offset = ( width – 2 * r ) / 2
offset = width / 2 –  2 * h / ( 3 * pi )

h / # = offset

2 * r + offset * 2 = width

offset * 2 = width – 2 * r = width – 2 * h * 3 / ( 2 * π )

2 * h * 3 / ( 2 * π ) + 2 * h / # = width

h * 3 / π + 2 * h / # = width

# = 2 * h / (width – h * 3 / π )

Testing this in 3ds Max shows us that using the constant to get a nice multiplication of 5 and 2 changes the size quite a lot. Since there is such a big difference between the initial and final radius it would be wiser to solve it in a different way. For example divide by a power of 2 and remove the remainder, then use the quotient and multiply it back with the power of 2 that you used.
To get even less deformation, round the remainder up and add one to the quotient if the remainder is more than half of the power of 2.
I would even suggest this method for every other degree since it is more accurate and adapts to the grid size, giving the user more control over his modular pieces.

360 degrees

The height is the same as the circumference. The width is 2 times the radius, just like the 180 degrees. This means we can input half of our height in the 180 degree formula to get the result, and this also means the constant is halved again.

-21.5150514219615068158126571107187718614782171433752

Now knowing all of this, it easy to automate the whole proces!
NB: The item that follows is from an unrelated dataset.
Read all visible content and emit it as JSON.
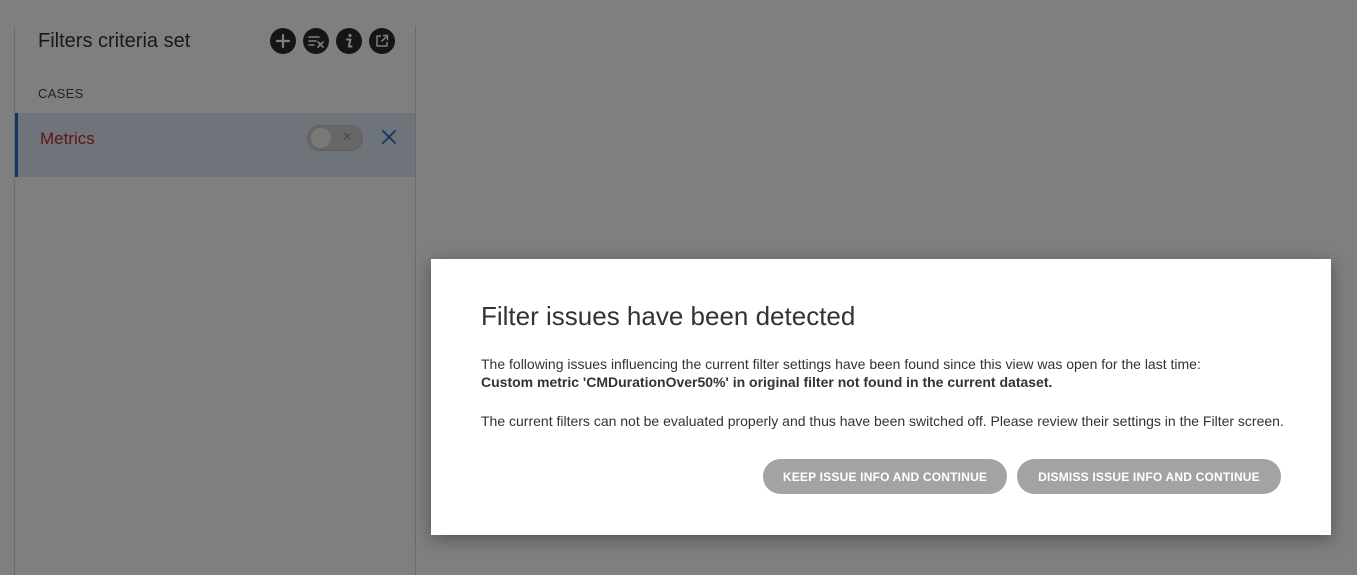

This will make creating modular curved pieces much easier for the artist, which was my final goal. This was quite different from my usual process, which barely uses mathematics and is more pure scripting and automating. I decided to write down my though process so people can understand why this number was used and how they can use it for their own solutions.